For someone who is in engineering, I have heard quite a number of jokes regarding our profession; some shining the spotlight on our common inner pride, while others throw a tongue-in-cheek outlook at our personalities. One particular story came to my mind when I began to compose this review. It talks about a mathematician and an engineer sitting at a table drinking at the bar when a very beautiful woman walks in and sits down across the room. The mathematician lets out a sigh and says, "I'd love to talk to her, but first, I will have to cover half the distance between where we are and where she is, then half of the distance that remains, then half of that distance, and so on. The series is infinite. There will always be some finite distance between us." Meanwhile, the engineer gets up, and starts walking. "Oh well, I figure I can get close enough for all practical purposes." As you can see, while the mathematician is correct in his assertions, the engineer in the story sheds a bit of insight on the difference between theoretical limitations and practical implications. I will let you ponder that for a moment as we reflect on the conclusion of my Audioengine A2+ review last month. I have asserted that "audio is a very special breed of product to review", and "hearing good sound shoots straight for the heart. It will tingle a sense of passion that simply does not resonate the same way when anything else is tested. It will feel right, and I will recognize it the first time I hear it." Ostensibly, the Kanto YU2 and Audioengine A2+ look and function in a very similar way. Just pull up some photos, and you will see what I am talking about. Economically, the former is only two-thirds the price of the latter at press time. Will the Kanto YU2 still be able to resonate the heart the same way the Audioengine A2+ for all practical intents and purposes, or will it be a case of "close, but no cigar"? Here at APH Networks, we will leave no audio questions unanswered.

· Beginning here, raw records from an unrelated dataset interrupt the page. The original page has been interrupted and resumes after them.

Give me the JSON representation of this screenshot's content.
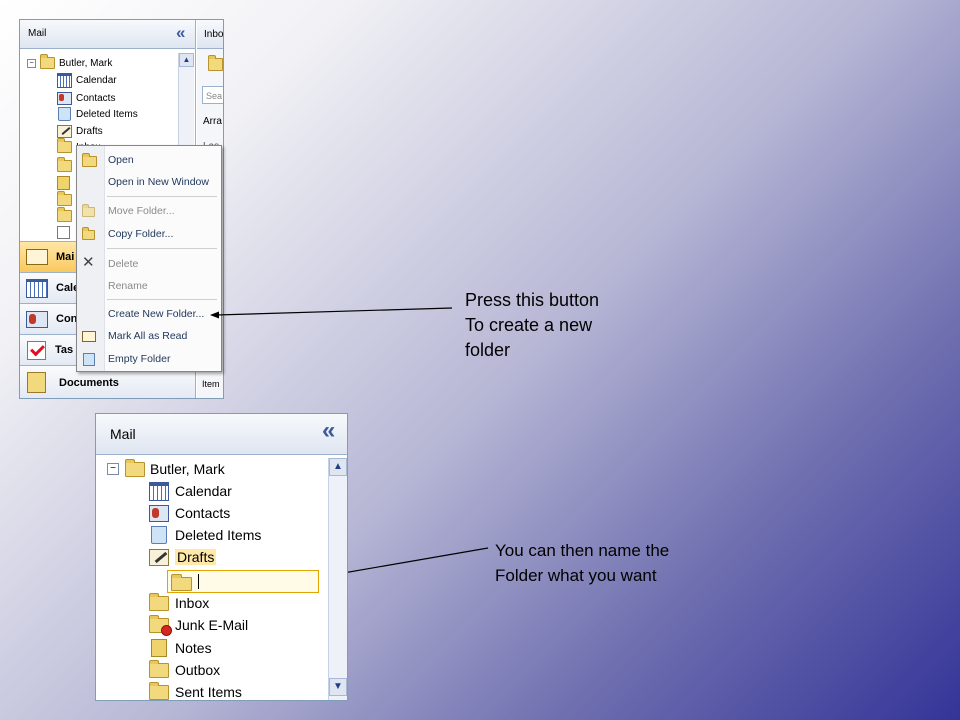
{
  "top_panel": {
    "header_title": "Mail",
    "collapse_glyph": "«",
    "right_pane": {
      "tab_label": "Inbo",
      "search_placeholder": "Sea",
      "arrange_label": "Arra",
      "last_label": "Las",
      "items_label": "Item"
    },
    "tree": {
      "root": "Butler, Mark",
      "items": [
        {
          "label": "Calendar",
          "icon": "calendar-icon"
        },
        {
          "label": "Contacts",
          "icon": "contacts-icon"
        },
        {
          "label": "Deleted Items",
          "icon": "deleted-items-icon"
        },
        {
          "label": "Drafts",
          "icon": "drafts-icon"
        },
        {
          "label": "Inbox",
          "icon": "inbox-icon"
        }
      ]
    },
    "nav_buttons": [
      {
        "label": "Mai",
        "icon": "mail-icon"
      },
      {
        "label": "Cale",
        "icon": "calendar-icon"
      },
      {
        "label": "Con",
        "icon": "contacts-icon"
      },
      {
        "label": "Tas",
        "icon": "tasks-icon"
      },
      {
        "label": "Documents",
        "icon": "documents-icon"
      }
    ]
  },
  "context_menu": {
    "items": [
      {
        "label": "Open",
        "enabled": true
      },
      {
        "label": "Open in New Window",
        "enabled": true
      },
      {
        "label": "Move Folder...",
        "enabled": false
      },
      {
        "label": "Copy Folder...",
        "enabled": true
      },
      {
        "label": "Delete",
        "enabled": false
      },
      {
        "label": "Rename",
        "enabled": false
      },
      {
        "label": "Create New Folder...",
        "enabled": true
      },
      {
        "label": "Mark All as Read",
        "enabled": true
      },
      {
        "label": "Empty Folder",
        "enabled": true
      }
    ]
  },
  "bottom_panel": {
    "header_title": "Mail",
    "collapse_glyph": "«",
    "tree": {
      "root": "Butler, Mark",
      "items": [
        {
          "label": "Calendar",
          "icon": "calendar-icon"
        },
        {
          "label": "Contacts",
          "icon": "contacts-icon"
        },
        {
          "label": "Deleted Items",
          "icon": "deleted-items-icon"
        },
        {
          "label": "Drafts",
          "icon": "drafts-icon"
        },
        {
          "label": "",
          "icon": "new-folder-icon"
        },
        {
          "label": "Inbox",
          "icon": "inbox-icon"
        },
        {
          "label": "Junk E-Mail",
          "icon": "junk-email-icon"
        },
        {
          "label": "Notes",
          "icon": "notes-icon"
        },
        {
          "label": "Outbox",
          "icon": "outbox-icon"
        },
        {
          "label": "Sent Items",
          "icon": "sent-items-icon"
        }
      ]
    },
    "new_folder_value": ""
  },
  "callouts": {
    "first": [
      "Press this button",
      "To create a new",
      "folder"
    ],
    "second": [
      "You can then name the",
      "Folder what you want"
    ]
  },
  "colors": {
    "accent": "#3b5b9c",
    "selection": "#ffe9a8",
    "edit_border": "#e2a400"
  }
}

Read full article @ APH Networks

Rig of the Month June 2014
We just adore hardware. And sometimes some you guys really make a PC that really stands out. We ask you to answer a few simple questions and send in photo's of your rig. Each month we'll have a look at the entries and perhaps pick you and post your PC with photo's and everything here at Guru3D.com Here you can find out what you need to do and win a nice prize package courtesy of Corsair.


Read full article @ Guru3D

Rosewills Apollo RK-9100xBBR mechanical keyboard reviewed
These days, Rosewill is establishing a presence in the realm of premium mechanical keyboards. The company may not have the cachet of, say, Corsair or Razer, but some of its new high-end keyboards are priced right alongside offerings from those companies. Today, we're going to look at the Apollo RK-9100xBBR, a fully featured gaming keyboard that currently sells for $119.99 at Newegg.


Read full article @ The Tech Report

Thecus N5550 NAS device Review
Next in our line of NAS reviews is the Thecus N5550. This five bay NAS also includes features not seen on most devices, including an LCD panel, HDMI output, and audio jacks, but how well does it work? Read more...


Read full article @ Neowin




Printed from Linux Compatible (http://www.linuxcompatible.org/news/story/rig_of_the_month_june_2014_and_more.html)